Thanks to Sherrod's initiative and courage I was able to be part of the SW Georgia project that summer of '63.
As remembered by Peggy
Trotter Dammond Preacely
October 17, 2022
Please accept this tribute to Sherrod who recruited me from Harlem to Lee County Georgia in 1962 — a summer that changed my life forever.
Sherrod! Our spirit leader
Listened with his whole self
Caressed the soil
Harnessed the earth
Canvassed the backroads
Permitted the mistakes
Recognized the reluctant
Lifted up the fearful
Gathered a New Tribe
Envisioned The Beloved Community
Shared the victories
Recognized the defeats
Preached into the voids
A Soulful soldier
With a shy smile and a full laugh
Sang with head to the sky
And hand to the plow
Witnessed way too much
Never lost sight of the prize
Listened to all
Never left his post
Persisted beyond the parameters
Pondered all ideas
Insisted upon mutual respect
Modeled how to live
Became a reluctant hero
Praised the Almighty
Ordered his steps
Offered his life.

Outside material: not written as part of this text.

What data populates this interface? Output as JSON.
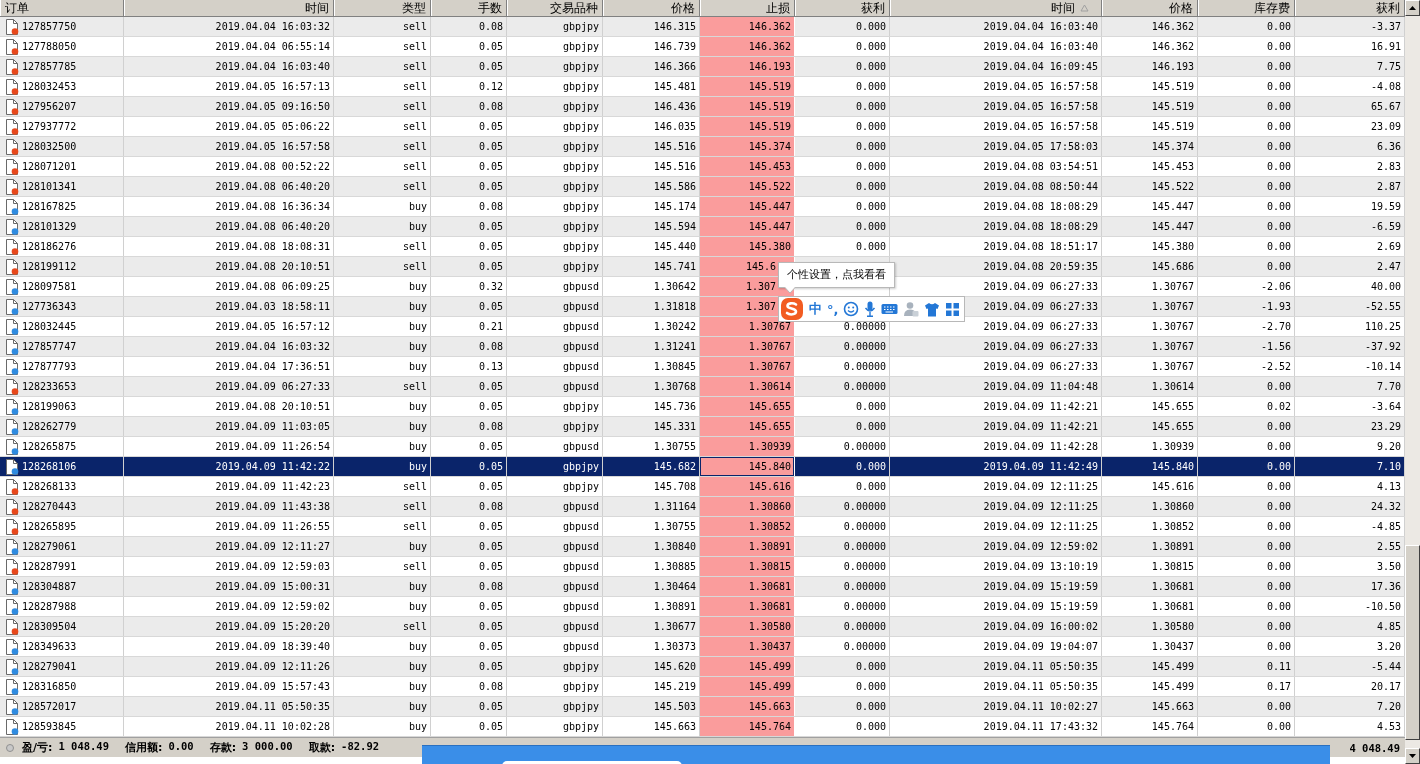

A tribute poem to my friend and Colleague Charles Sherrod. I was a SNCC Field Worker and Literacy Teacher in the Southwest Georgia Voter Registration Campaign Summer of 1962
As remembered by Emma Dixon
October 28, 2022
As we celebrate the life of Charles Sherrod and honor the memory of his service to our beloved black community, we recognize the lyrics of our song of faith and hope. A Change is Gonna Come, is a rallying song to Charles Sherrod and others who fought the great fight for equality, civil rights and most significantly our precious Voting Rights.
Our democracy is better and greater because of heroes and soldiers like Charles Sherrod. My life has been impacted by meeting Mr. Sherrod and his lovely wife Shirley a heroine in her own right. Thank you RDLN for this opportunity. May God continue to Bless the Sherrod family.
RDLN Leader (Group 8)
President Bogalusa AARP
*Vice President, Dr. A.Z. Young Foundation
*Asst. Vice President, SE LA Legal Services